Vitamin B5 (Pantothenic Acid)
As we have mentioned, cystic acne is primarily caused by excessive oil secretion due to a hormonal imbalance or over-stimulation of androgens (steroid hormones). Pantothenic acid works by handicapping the sebaceous glands and preventing them from being able to secret oil to the skin’s surface much like that of Accutane, without the severity of the side-effects. It does this through the simple manipulation of key enzymes utilizing co-factors that are already abundant in our bodies.
Parents of teens who are starting the use of such prescription drugs should make sure that they are fully informed of the dosage levels and treatment schedule to keep them on track. They should also implement an immediate change in diet and hygiene practices to give them additional assistance to battle the acne infections. With that kind of commitment and the aid of good medical advice, full recovery can be expected over time.
Is it time to see a dermatologist?
While many young people struggle with some form of acne, most of the time the problem is controllable and does not become severe.
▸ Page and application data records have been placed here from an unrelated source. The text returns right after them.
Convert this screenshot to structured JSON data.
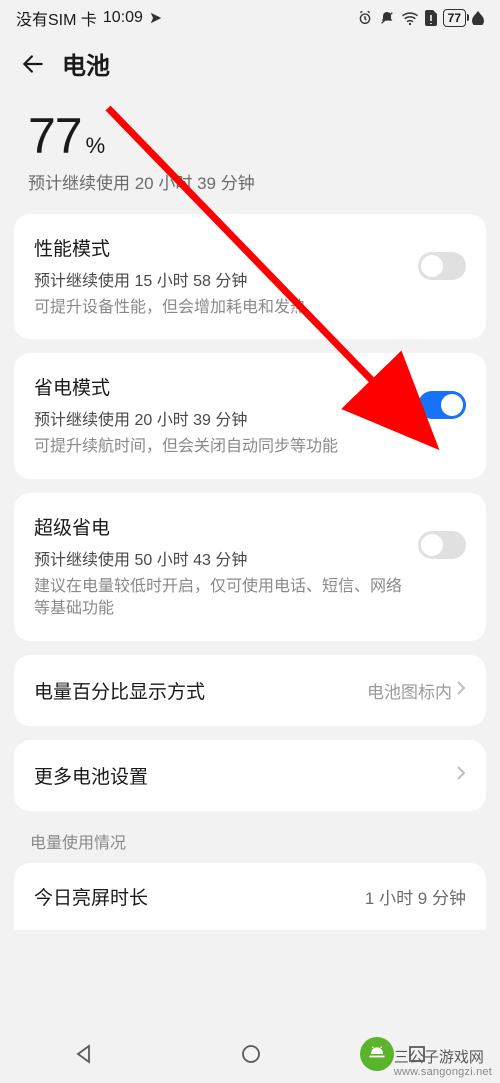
{
  "status_bar": {
    "sim": "没有SIM 卡",
    "time": "10:09",
    "battery": "77"
  },
  "header": {
    "title": "电池"
  },
  "battery": {
    "percent": "77",
    "percent_symbol": "%",
    "estimate": "预计继续使用 20 小时 39 分钟"
  },
  "modes": {
    "performance": {
      "title": "性能模式",
      "sub": "预计继续使用 15 小时 58 分钟",
      "desc": "可提升设备性能，但会增加耗电和发热",
      "on": false
    },
    "power_save": {
      "title": "省电模式",
      "sub": "预计继续使用 20 小时 39 分钟",
      "desc": "可提升续航时间，但会关闭自动同步等功能",
      "on": true
    },
    "super_save": {
      "title": "超级省电",
      "sub": "预计继续使用 50 小时 43 分钟",
      "desc": "建议在电量较低时开启，仅可使用电话、短信、网络等基础功能",
      "on": false
    }
  },
  "links": {
    "percent_display": {
      "title": "电量百分比显示方式",
      "value": "电池图标内"
    },
    "more_settings": {
      "title": "更多电池设置"
    }
  },
  "usage": {
    "section_label": "电量使用情况",
    "screen_on": {
      "title": "今日亮屏时长",
      "value": "1 小时 9 分钟"
    }
  },
  "watermark": {
    "name": "三公子游戏网",
    "url": "www.sangongzi.net"
  }
}
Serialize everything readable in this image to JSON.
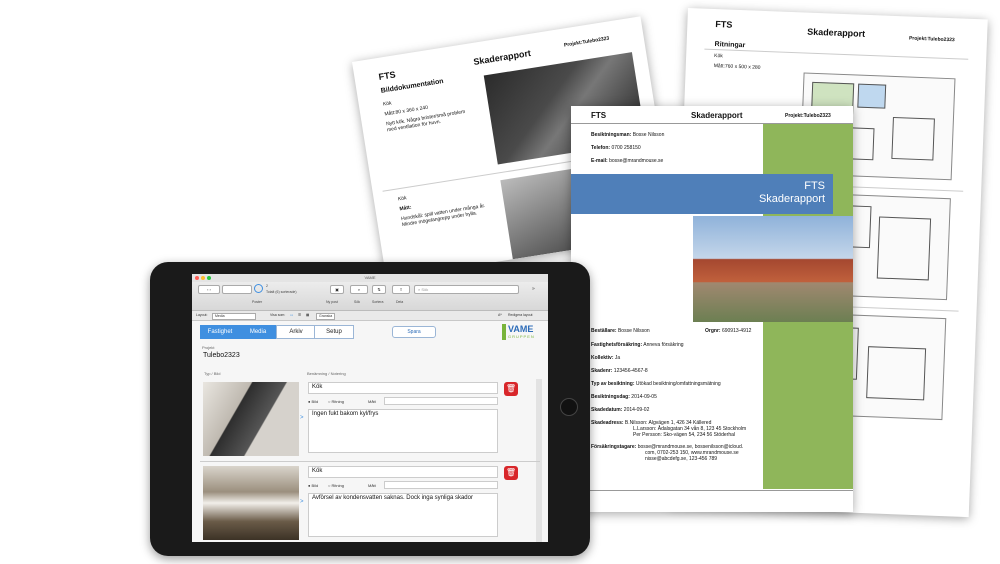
{
  "drawings_doc": {
    "company": "FTS",
    "title": "Skaderapport",
    "project": "Projekt:Tulebo2323",
    "section": "Ritningar",
    "room": "Kök",
    "size": "Mått:760 x 500 x 280"
  },
  "photos_doc": {
    "company": "FTS",
    "title": "Skaderapport",
    "project": "Projekt:Tulebo2323",
    "section": "Bilddokumentation",
    "room1": "Kök",
    "size1": "Mått:80 x 360 x 240",
    "note1": "Nytt kök. Några brister/små problem med ventilation för huvn.",
    "room2": "Kök",
    "size2_label": "Mått:",
    "note2": "Hundskål: spill vatten under många år. Mindre mögelangrepp under hylla."
  },
  "cover_doc": {
    "company": "FTS",
    "title": "Skaderapport",
    "project": "Projekt:Tulebo2323",
    "inspector_label": "Besiktningsman:",
    "inspector": "Bosse Nilsson",
    "phone_label": "Telefon:",
    "phone": "0700 258150",
    "email_label": "E-mail:",
    "email": "bosse@mrandmouse.se",
    "band_line1": "FTS",
    "band_line2": "Skaderapport",
    "orderer_label": "Beställare:",
    "orderer": "Bosse Nilsson",
    "orgnr_label": "Orgnr:",
    "orgnr": "690913-4912",
    "insurance_label": "Fastighetsförsäkring:",
    "insurance": "Anneva försäkring",
    "collective_label": "Kollektiv:",
    "collective": "Ja",
    "claim_label": "Skadenr:",
    "claim": "123456-4567-8",
    "inspection_type_label": "Typ av besiktning:",
    "inspection_type": "Utökad besiktning/omfattningsmätning",
    "inspection_day_label": "Besiktningsdag:",
    "inspection_day": "2014-09-05",
    "damage_date_label": "Skadedatum:",
    "damage_date": "2014-09-02",
    "address_label": "Skadeadress:",
    "address1": "B.Nilsson: Algvägen 1, 426 34 Källered",
    "address2": "L.Larsson: Ådalsgatan 34 vån 8, 123 45 Stockholm",
    "address3": "Per Persson: Sko-vägen 54, 234 56 Stöderhal",
    "contact_label": "Försäkringstagare:",
    "contact1": "bosse@mrandmouse.se, bossenilsson@icloud.",
    "contact2": "com, 0702-253 150, www.mrandmouse.se",
    "contact3": "nisse@abcdefg.se, 123-456 789"
  },
  "app": {
    "window_title": "VAME",
    "record_counter": "2",
    "record_total": "Totalt (6) sorterade)",
    "poster_label": "Poster",
    "new_post": "Ny post",
    "search_label": "Sök",
    "sort_label": "Sortera",
    "share_label": "Dela",
    "search_placeholder": "Sök",
    "layout_label": "Layout:",
    "layout_value": "Media",
    "view_as_label": "Visa som:",
    "preview_label": "Granska",
    "edit_layout": "Redigera layout",
    "tabs": [
      "Fastighet",
      "Media",
      "Arkiv",
      "Setup"
    ],
    "save_button": "Spara",
    "logo_line1": "VAME",
    "logo_line2": "GRUPPEN",
    "project_label": "Projekt",
    "project_value": "Tulebo2323",
    "col_type": "Typ / Bild",
    "col_name": "Benämning / Notering",
    "records": [
      {
        "name": "Kök",
        "radio_image": "Bild",
        "radio_drawing": "Ritning",
        "size_label": "Mått",
        "note": "Ingen fukt bakom kyl/frys",
        "selected": "Bild"
      },
      {
        "name": "Kök",
        "radio_image": "Bild",
        "radio_drawing": "Ritning",
        "size_label": "Mått",
        "note": "Avförsel av kondensvatten saknas. Dock inga synliga skador",
        "selected": "Bild"
      }
    ]
  }
}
But when routine acne progresses to the cystic stage, that is when there is cause for concern.
How to determine when a dermatologist is needed in this case? It depends on the severity of each individual. To delve further into the anatomy of cystic acne, it is important to get a mental understanding of what is actually taking place. As the pore lumen narrows, an enveloped whitehead forms on the skin’s surface which spreads to form a cystic nodule called a comedo. As the nodule takes shape, it begins to spread and drain further due to the inflammation.
At this stage of acne, it is highly recommended you seek the expertise of a licensed dermatologist as they can plan the best course of action to take and how. Due to the severity of cystic acne, treatments may vary depending on whether or not it has formed a sinus tract which is a pooling of the bacteria and the bodies natural response in containing sepsis.
In that case, routine surgery may be necessary to drain the edema, though many treatments can prevent cystic acne from reaching such a severe state. Of the brief ointments we previously mentioned, there are numerous other antibiotics both oral and topical which can be used in such an instance to include benzoyl peroxide as the main component in a milder case.
Another possibility for cystic acne treatment could include steroidal injection to freeze the lesions from growing larger and storing more bacteria.